## Work instruction:
Produce an exact copy of all the records.

»»

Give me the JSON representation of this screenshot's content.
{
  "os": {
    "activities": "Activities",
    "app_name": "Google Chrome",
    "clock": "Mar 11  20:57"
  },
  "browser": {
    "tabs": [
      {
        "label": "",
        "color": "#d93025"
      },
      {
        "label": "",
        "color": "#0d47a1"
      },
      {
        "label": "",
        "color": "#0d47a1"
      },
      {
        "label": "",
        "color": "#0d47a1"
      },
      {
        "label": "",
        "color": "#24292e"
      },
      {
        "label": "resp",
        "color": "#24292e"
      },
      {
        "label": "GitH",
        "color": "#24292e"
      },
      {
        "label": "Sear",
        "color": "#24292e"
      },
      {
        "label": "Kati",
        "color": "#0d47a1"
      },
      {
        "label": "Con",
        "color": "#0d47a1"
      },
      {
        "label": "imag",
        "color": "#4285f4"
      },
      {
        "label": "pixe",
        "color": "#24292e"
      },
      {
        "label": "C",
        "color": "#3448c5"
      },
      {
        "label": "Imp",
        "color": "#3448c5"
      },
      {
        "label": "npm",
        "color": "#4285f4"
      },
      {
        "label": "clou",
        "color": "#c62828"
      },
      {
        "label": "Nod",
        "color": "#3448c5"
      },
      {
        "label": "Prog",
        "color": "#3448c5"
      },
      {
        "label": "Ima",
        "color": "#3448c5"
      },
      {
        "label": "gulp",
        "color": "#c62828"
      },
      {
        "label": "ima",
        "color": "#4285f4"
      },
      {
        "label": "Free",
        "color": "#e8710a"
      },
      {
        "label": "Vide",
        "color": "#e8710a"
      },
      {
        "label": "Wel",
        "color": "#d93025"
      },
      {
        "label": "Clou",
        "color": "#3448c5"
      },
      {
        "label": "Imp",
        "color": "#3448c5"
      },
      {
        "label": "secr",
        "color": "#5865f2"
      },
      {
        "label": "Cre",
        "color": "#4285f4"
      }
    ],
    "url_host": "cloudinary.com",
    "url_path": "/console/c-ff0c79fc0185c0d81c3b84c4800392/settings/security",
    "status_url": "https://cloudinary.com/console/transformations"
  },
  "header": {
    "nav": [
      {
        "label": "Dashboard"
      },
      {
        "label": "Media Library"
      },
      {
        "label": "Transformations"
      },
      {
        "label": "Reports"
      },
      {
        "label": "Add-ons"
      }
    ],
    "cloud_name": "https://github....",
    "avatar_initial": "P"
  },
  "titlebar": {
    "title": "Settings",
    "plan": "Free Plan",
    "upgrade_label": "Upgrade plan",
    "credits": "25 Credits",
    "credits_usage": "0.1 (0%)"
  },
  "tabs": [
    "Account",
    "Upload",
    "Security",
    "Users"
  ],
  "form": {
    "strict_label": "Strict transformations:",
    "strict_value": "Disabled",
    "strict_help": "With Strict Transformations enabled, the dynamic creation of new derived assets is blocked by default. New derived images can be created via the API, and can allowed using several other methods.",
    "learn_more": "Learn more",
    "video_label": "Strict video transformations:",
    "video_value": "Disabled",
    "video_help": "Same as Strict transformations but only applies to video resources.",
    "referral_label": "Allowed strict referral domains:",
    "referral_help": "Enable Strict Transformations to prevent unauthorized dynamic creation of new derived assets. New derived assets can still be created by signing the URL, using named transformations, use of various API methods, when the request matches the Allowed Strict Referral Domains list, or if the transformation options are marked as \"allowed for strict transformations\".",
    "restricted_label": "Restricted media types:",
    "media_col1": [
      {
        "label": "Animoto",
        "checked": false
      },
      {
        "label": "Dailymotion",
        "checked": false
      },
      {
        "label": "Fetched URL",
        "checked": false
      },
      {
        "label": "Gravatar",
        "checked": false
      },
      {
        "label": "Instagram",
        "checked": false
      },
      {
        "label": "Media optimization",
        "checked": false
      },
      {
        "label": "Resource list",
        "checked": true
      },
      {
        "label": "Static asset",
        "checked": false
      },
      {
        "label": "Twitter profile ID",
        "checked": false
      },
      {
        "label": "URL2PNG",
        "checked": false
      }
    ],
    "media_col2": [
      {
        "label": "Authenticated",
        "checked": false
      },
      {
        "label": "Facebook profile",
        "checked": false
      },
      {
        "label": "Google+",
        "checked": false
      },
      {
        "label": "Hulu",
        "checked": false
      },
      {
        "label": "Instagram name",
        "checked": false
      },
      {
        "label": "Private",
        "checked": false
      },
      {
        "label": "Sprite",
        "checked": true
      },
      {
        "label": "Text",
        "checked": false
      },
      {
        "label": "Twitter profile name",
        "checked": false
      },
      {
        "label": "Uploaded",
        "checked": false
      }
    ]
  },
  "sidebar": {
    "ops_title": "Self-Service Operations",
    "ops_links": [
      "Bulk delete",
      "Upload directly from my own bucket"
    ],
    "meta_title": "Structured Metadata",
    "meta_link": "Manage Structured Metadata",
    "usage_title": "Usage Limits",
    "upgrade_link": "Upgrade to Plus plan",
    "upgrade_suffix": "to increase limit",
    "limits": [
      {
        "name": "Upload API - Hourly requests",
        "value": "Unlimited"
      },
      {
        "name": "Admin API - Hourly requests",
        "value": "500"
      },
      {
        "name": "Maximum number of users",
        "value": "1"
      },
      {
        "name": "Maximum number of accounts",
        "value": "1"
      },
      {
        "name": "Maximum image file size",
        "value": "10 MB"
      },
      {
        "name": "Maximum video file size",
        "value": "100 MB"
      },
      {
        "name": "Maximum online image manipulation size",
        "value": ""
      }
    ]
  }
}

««

## Result of this exercise:
Give me the JSON representation of this screenshot's content.
{
  "os": {
    "activities": "Activities",
    "app_name": "Google Chrome",
    "clock": "Mar 11  20:57"
  },
  "browser": {
    "tabs": [
      {
        "label": "",
        "color": "#d93025"
      },
      {
        "label": "",
        "color": "#0d47a1"
      },
      {
        "label": "",
        "color": "#0d47a1"
      },
      {
        "label": "",
        "color": "#0d47a1"
      },
      {
        "label": "",
        "color": "#24292e"
      },
      {
        "label": "resp",
        "color": "#24292e"
      },
      {
        "label": "GitH",
        "color": "#24292e"
      },
      {
        "label": "Sear",
        "color": "#24292e"
      },
      {
        "label": "Kati",
        "color": "#0d47a1"
      },
      {
        "label": "Con",
        "color": "#0d47a1"
      },
      {
        "label": "imag",
        "color": "#4285f4"
      },
      {
        "label": "pixe",
        "color": "#24292e"
      },
      {
        "label": "C",
        "color": "#3448c5"
      },
      {
        "label": "Imp",
        "color": "#3448c5"
      },
      {
        "label": "npm",
        "color": "#4285f4"
      },
      {
        "label": "clou",
        "color": "#c62828"
      },
      {
        "label": "Nod",
        "color": "#3448c5"
      },
      {
        "label": "Prog",
        "color": "#3448c5"
      },
      {
        "label": "Ima",
        "color": "#3448c5"
      },
      {
        "label": "gulp",
        "color": "#c62828"
      },
      {
        "label": "ima",
        "color": "#4285f4"
      },
      {
        "label": "Free",
        "color": "#e8710a"
      },
      {
        "label": "Vide",
        "color": "#e8710a"
      },
      {
        "label": "Wel",
        "color": "#d93025"
      },
      {
        "label": "Clou",
        "color": "#3448c5"
      },
      {
        "label": "Imp",
        "color": "#3448c5"
      },
      {
        "label": "secr",
        "color": "#5865f2"
      },
      {
        "label": "Cre",
        "color": "#4285f4"
      }
    ],
    "url_host": "cloudinary.com",
    "url_path": "/console/c-ff0c79fc0185c0d81c3b84c4800392/settings/security",
    "status_url": "https://cloudinary.com/console/transformations"
  },
  "header": {
    "nav": [
      {
        "label": "Dashboard"
      },
      {
        "label": "Media Library"
      },
      {
        "label": "Transformations"
      },
      {
        "label": "Reports"
      },
      {
        "label": "Add-ons"
      }
    ],
    "cloud_name": "https://github....",
    "avatar_initial": "P"
  },
  "titlebar": {
    "title": "Settings",
    "plan": "Free Plan",
    "upgrade_label": "Upgrade plan",
    "credits": "25 Credits",
    "credits_usage": "0.1 (0%)"
  },
  "tabs": [
    "Account",
    "Upload",
    "Security",
    "Users"
  ],
  "form": {
    "strict_label": "Strict transformations:",
    "strict_value": "Disabled",
    "strict_help": "With Strict Transformations enabled, the dynamic creation of new derived assets is blocked by default. New derived images can be created via the API, and can allowed using several other methods.",
    "learn_more": "Learn more",
    "video_label": "Strict video transformations:",
    "video_value": "Disabled",
    "video_help": "Same as Strict transformations but only applies to video resources.",
    "referral_label": "Allowed strict referral domains:",
    "referral_help": "Enable Strict Transformations to prevent unauthorized dynamic creation of new derived assets. New derived assets can still be created by signing the URL, using named transformations, use of various API methods, when the request matches the Allowed Strict Referral Domains list, or if the transformation options are marked as \"allowed for strict transformations\".",
    "restricted_label": "Restricted media types:",
    "media_col1": [
      {
        "label": "Animoto",
        "checked": false
      },
      {
        "label": "Dailymotion",
        "checked": false
      },
      {
        "label": "Fetched URL",
        "checked": false
      },
      {
        "label": "Gravatar",
        "checked": false
      },
      {
        "label": "Instagram",
        "checked": false
      },
      {
        "label": "Media optimization",
        "checked": false
      },
      {
        "label": "Resource list",
        "checked": true
      },
      {
        "label": "Static asset",
        "checked": false
      },
      {
        "label": "Twitter profile ID",
        "checked": false
      },
      {
        "label": "URL2PNG",
        "checked": false
      }
    ],
    "media_col2": [
      {
        "label": "Authenticated",
        "checked": false
      },
      {
        "label": "Facebook profile",
        "checked": false
      },
      {
        "label": "Google+",
        "checked": false
      },
      {
        "label": "Hulu",
        "checked": false
      },
      {
        "label": "Instagram name",
        "checked": false
      },
      {
        "label": "Private",
        "checked": false
      },
      {
        "label": "Sprite",
        "checked": true
      },
      {
        "label": "Text",
        "checked": false
      },
      {
        "label": "Twitter profile name",
        "checked": false
      },
      {
        "label": "Uploaded",
        "checked": false
      }
    ]
  },
  "sidebar": {
    "ops_title": "Self-Service Operations",
    "ops_links": [
      "Bulk delete",
      "Upload directly from my own bucket"
    ],
    "meta_title": "Structured Metadata",
    "meta_link": "Manage Structured Metadata",
    "usage_title": "Usage Limits",
    "upgrade_link": "Upgrade to Plus plan",
    "upgrade_suffix": "to increase limit",
    "limits": [
      {
        "name": "Upload API - Hourly requests",
        "value": "Unlimited"
      },
      {
        "name": "Admin API - Hourly requests",
        "value": "500"
      },
      {
        "name": "Maximum number of users",
        "value": "1"
      },
      {
        "name": "Maximum number of accounts",
        "value": "1"
      },
      {
        "name": "Maximum image file size",
        "value": "10 MB"
      },
      {
        "name": "Maximum video file size",
        "value": "100 MB"
      },
      {
        "name": "Maximum online image manipulation size",
        "value": ""
      }
    ]
  }
}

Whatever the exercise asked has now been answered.